Plan for ‘Stew Leonard’ property in Orange comes into focus
The Town Plan and Zoning Commission got a clearer picture Wednesday, Nov. 7, of what type of facility is being proposed for the “Stew Leonard” property at 161 Marsh Hill Road.
Many residents had feared the developer, Scannell Properties LLC, was looking to create a truck stop such as Pilot because of fueling, truck washing and a repair shop in the plan.
But attorney John Knuff, who Wednesday night said he represented the developer and Leonard, and members of his team said the main building would be a distribution facility for products of varying kinds. They had declined to release such details prior to Wednesday night.
The team said the national company that would locate there currently is located nearby, but not in Orange.

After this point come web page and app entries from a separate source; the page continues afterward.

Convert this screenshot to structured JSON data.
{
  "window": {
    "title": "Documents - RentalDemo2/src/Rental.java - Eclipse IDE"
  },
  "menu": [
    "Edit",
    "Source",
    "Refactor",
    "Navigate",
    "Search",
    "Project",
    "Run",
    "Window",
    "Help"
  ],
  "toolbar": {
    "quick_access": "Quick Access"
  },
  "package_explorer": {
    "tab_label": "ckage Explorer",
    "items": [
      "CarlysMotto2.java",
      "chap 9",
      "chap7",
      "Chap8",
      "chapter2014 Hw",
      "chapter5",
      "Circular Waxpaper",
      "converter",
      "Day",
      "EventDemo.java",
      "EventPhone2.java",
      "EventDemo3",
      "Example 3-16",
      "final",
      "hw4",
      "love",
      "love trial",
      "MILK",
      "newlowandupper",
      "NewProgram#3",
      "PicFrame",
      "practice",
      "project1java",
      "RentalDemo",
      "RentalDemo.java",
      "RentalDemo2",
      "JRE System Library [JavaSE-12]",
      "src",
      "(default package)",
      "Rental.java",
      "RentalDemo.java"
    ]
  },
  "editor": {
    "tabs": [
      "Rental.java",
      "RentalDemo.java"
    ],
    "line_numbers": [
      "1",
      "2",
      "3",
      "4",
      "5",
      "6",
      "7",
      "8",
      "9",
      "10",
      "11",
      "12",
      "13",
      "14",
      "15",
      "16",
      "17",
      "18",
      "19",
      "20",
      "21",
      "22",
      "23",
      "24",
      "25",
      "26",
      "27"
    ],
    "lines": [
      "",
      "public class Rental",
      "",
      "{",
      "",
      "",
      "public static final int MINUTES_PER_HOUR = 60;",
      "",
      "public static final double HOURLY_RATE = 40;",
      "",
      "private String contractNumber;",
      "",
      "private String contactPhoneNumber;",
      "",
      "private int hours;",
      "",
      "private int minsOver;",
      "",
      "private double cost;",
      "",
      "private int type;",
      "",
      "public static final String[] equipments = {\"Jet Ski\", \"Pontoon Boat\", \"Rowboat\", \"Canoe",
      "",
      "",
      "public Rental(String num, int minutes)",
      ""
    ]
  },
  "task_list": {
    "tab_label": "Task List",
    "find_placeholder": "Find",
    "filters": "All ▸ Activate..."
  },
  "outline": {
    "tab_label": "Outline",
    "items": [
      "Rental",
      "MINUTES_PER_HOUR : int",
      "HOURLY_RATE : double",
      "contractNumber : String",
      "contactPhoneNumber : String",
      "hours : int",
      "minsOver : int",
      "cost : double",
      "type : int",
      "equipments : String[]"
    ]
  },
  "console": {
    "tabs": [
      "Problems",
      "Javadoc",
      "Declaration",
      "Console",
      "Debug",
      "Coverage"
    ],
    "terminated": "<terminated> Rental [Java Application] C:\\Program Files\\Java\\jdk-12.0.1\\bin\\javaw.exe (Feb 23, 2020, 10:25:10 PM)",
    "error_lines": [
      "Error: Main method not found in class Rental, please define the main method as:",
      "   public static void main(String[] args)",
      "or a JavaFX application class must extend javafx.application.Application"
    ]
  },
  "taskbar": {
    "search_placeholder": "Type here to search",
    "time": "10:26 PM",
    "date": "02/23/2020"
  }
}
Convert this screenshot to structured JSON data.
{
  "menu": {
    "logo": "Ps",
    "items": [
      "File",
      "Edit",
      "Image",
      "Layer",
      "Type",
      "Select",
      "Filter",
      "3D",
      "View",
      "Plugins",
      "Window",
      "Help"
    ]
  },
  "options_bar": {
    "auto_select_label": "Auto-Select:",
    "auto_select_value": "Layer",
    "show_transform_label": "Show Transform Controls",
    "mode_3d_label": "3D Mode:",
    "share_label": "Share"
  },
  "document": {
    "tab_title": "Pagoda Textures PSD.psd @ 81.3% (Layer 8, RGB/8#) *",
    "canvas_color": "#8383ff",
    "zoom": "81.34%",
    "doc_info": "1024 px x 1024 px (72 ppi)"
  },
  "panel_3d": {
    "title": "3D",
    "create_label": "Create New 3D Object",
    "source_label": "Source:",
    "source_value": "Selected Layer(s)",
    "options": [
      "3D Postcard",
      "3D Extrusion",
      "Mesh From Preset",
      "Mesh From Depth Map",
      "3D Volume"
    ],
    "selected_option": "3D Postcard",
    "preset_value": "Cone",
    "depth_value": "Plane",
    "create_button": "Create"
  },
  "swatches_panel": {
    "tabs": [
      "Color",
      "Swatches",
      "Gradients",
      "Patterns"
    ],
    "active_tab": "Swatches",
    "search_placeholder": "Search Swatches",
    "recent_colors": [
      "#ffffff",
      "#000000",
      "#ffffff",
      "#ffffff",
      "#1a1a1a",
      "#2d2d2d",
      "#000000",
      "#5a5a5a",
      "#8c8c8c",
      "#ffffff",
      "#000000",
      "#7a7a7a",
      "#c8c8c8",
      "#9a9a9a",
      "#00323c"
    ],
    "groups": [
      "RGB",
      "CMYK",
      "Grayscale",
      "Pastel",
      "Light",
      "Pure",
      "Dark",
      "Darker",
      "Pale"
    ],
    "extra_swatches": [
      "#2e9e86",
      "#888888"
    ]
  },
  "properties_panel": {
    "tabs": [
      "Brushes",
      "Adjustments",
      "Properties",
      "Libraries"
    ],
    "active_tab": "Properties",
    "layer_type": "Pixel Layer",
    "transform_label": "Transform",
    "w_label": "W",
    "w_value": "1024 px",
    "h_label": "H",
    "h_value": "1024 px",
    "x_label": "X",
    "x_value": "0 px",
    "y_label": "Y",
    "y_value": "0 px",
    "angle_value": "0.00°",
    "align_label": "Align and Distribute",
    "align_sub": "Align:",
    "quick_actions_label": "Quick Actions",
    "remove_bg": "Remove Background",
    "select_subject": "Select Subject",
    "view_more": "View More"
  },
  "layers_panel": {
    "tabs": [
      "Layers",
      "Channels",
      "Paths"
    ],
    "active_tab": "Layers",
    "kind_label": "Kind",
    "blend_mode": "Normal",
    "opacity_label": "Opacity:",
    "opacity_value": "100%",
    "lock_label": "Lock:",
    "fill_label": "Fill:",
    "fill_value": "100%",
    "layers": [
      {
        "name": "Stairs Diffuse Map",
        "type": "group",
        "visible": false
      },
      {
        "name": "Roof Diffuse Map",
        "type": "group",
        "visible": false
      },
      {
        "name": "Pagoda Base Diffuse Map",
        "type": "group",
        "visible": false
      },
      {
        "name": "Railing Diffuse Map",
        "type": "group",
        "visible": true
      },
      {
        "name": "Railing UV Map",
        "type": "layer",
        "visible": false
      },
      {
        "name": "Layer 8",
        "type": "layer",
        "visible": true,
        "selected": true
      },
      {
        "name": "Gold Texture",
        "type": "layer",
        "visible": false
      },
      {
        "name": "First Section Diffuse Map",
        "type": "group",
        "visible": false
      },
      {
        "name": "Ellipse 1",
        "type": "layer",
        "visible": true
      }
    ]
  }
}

Knuff said they have had extensive talks with Orange officials and, among other points, they emphasized the location as a “gateway” to the town and so the developer is respectful of that in its plans by including berms and heavy landscaping that would not make the facility visible from the highway.
Knuff said much of the land will be undeveloped and a conservation easement would be put into place.
He said the facility will be good for the town because it will provide $600,000 to $700,000 in tax revenue at a time when brick and mortar businesses are decreasing.
He also said the business would operate 8 a.m. to 6 p.m. weekdays and would be closed on weekends.
Traffic would be minimal, an engineer for the developer said.
The public hearing Wednesday before the TPZC was for an application by Stew Leonards Orange LLC for a temporary special use earth materials removal and filling for the proposed construction of a 47,178-square-foot distribution facility and a 9,680-square-foot maintenance building.
They also submitted an application for sediment control measures.
The TPZC was not expected to make a decision Wednesday.
Stew Leonards Orange LLC owns the property on Marsh Hill — following years of failed attempts to build a store there — and is trying to sell it. Scannell Properties LLC holds a contract to buy the parcel.
The property price is not listed for the public to see, but at one point Leonard was seeking $14.5 million. He paid $2.2 million for the land in 1996.
The application before the TPZC states site work is expected to result in approximately 166,300 cubic yards of cut and 103,300 cubic yards of fill.
An application for the distribution center to move forward through the approval process is currently before the Inland Wetlands and Water Courses Commission.
That commission still has not ruled on the developer’s request to build and operate in proximity to wetlands.
The public hearing began Sept. 11 and was continued twice. The hearing was continued until Nov. 13.
Inland Wetlands and Water Courses Commission Chairman Rick Mangione said last month the public hearing on the application had to be kept open until the commission receives various calculations and makes sure other questions by the town engineer have been addressed.